Discovering Mallemort The Heart of Provence
My mother might not approve as some of my relationships these days start via social media – a tweet, a Facebook “like.”
That is exactly how we ended up on a rocky trail bordered by the Durance River and cherry orchards with our new friend Charmaine. We spent a Tuesday morning mountain biking (VTT) bumpy paths past fruit trees and goat herds near the property that she and her husband have converted into Mas de la Croix de Fer in Mallemort.
Then, we went for lunch so Charmaine could tell us about her village. We dined at le Jardin a small restaurant-café in the heart of the village. Murielle Garcin, a fully bilingual Mallemort native, owns and operates the restaurant. The menu includes a wide range of meal-size salads featuring products such as local chèvre and honey.
Mallemort is a medium size town in the Bouches-du-Rhône with a population that hovers around 6,000 people. The first mention of the Castro Malemortis was in 1092, all that remains of an ancient castle are crumbling walls of the tower. However, make an effort to climb to the top of the hill to see the Durance River and Luberon Valley unfold in all directions. You will now appreciate why the castle was built on that spot.
Apparently, Mallemort acquired its name from the unpleasant combination of mal (bad) and mort (dead). Prior to dams and irrigation channels, the valley was marshy and subject to the Durance’s frequent flooding. It was a terrible place for both crops and disease. Today, long after the marshland has dried up, Mallemort residents are fortunate to reap the benefits of low property taxes with the nearby Pont Royal Golf Club supplementing the tax-roll.
Elected officials have directed funding to sports and entertainment facilities including a large public swimming pool, tennis courts, a soccer field, a skateboard park and basketball courts. There is also a cinema theatre, and highly important in a Provencal town a shaded park for boules.
This town is an excellent location for a short visit given its proximity to vineyards, beaches and historical artifacts. It is also a good choice as a commuter town with major centres such as Aix en Provence, Marseille, Avignon, Salon and Arles within easy reach.
Here are Charmaine’s Perfectly Provence recommendations for Mallemort (and a couple extra):
- The Friday market. Although, it is small there is everything needed to prepare a few nice meals and do a bit of shopping.
- Endless hiking trails including sections of the GR6.

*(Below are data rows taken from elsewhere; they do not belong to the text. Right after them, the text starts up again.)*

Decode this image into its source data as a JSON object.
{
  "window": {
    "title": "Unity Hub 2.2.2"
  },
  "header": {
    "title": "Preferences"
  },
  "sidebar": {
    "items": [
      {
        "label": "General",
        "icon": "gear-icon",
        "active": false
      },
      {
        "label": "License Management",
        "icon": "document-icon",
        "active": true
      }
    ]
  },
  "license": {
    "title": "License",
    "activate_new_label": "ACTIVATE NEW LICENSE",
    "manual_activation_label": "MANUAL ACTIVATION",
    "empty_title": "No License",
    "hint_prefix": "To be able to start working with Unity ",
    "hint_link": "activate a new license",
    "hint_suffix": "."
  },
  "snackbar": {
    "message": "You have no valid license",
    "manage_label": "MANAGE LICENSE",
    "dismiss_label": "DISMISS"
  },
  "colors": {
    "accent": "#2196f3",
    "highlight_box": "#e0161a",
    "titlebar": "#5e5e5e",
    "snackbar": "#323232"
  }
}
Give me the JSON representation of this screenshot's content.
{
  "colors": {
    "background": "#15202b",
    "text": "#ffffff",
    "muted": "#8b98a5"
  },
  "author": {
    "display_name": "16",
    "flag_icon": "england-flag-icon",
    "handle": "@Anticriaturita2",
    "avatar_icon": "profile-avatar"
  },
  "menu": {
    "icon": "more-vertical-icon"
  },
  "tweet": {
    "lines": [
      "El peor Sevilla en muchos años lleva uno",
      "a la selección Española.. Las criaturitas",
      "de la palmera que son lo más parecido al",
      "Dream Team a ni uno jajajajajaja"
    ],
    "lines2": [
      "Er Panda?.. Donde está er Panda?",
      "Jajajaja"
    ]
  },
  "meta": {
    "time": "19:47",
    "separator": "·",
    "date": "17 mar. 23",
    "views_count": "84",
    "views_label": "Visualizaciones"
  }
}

- Options for road cyclists with the Luberon trail system just across the river.
- Mountain bike (VTT) routes with steep climbs through gorges or flat routes that continue for more than an hour.
- The old suspension bridge (pont suspendu) over the Durance River, built in 1848. It is currently closed to the public as it no longer safe to cross the wood-plank deck. There are plans to restore the bridge for non-motorized traffic and pedestrians.
- Bread from la Boulangerie Patisserie Foirestier in nearby Cazan.
- Meat from O Cote Viande an excellent butcher in town.
- l’Auberge du Vieux Village which specializes in meat dishes. This restaurant has an upscale atmosphere and a lovely upstairs terrace for chic summer lunches.
- Le Jardin’s (see above) delicious salads or try its menu du jour. In the summer, le Jardin has a pretty, shaded garden.
- Shop at le Sud they sell top clothing brands.
- With a glass of rose after visiting nearby vineyards.
- In the shade and watch the locals play boules.